Opposition to the project also grew due to a complete lack of transparency around the environmental and social impacts of the dam. Construction at the dam site began long before any environmental studies had been finalized. While the Chinese developer felt it was good practice to do an Environmental Impact Assessment (EIA), the report came too late, was not released until public opposition was high, and appeared to have been rewritten to play down the serious social and environmental impacts of the projects that were detailed elsewhere in the document.

On a broader note, the suspension of the Myitsone Dam is the latest sign that dams cannot be built at any cost.
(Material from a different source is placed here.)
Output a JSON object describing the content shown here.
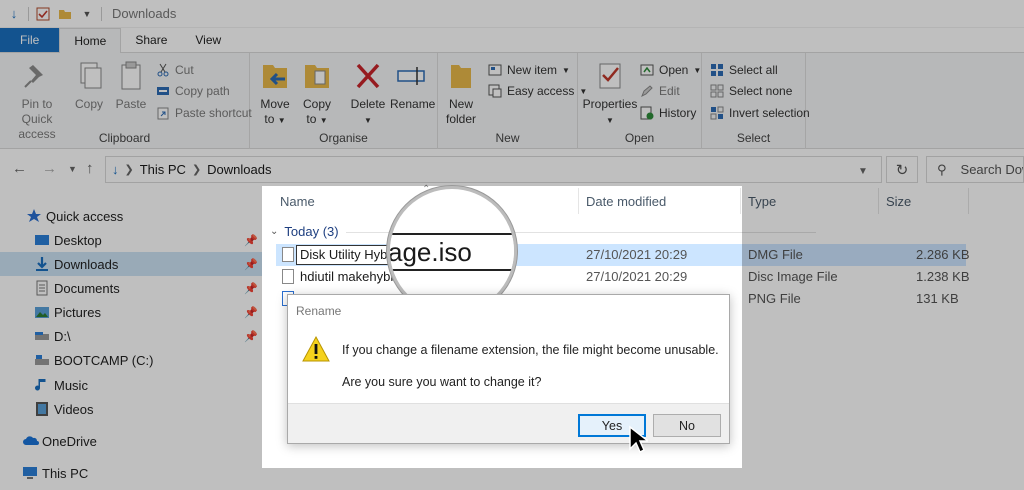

Earlier this month, the South China Morning Post reported that China Southern Power Grid Company withdrew from several controversial projects in Cambodia because it saw itself as a socially responsible company. This week, in the lead up to Sinohydro's Initial Public Offering on the Shanghai Stock Exchange, prospective investors, analysts and the Chinese state media discussed Sinohydro's draft environmental policy – its response to addressing the risks of its overseas business. In Ethiopia, media reported that the world's biggest funder of large dams, China EXIM Bank, was delaying financing for the Chemoga-Yeda Hydropower Project on the Nile River in response to concerns from downstream countries. Clearly, some Chinese dam builders and financiers are learning to address civil society concerns. Myitsone Dam serves as a reminder that if they fail to engage, they do so at their own peril.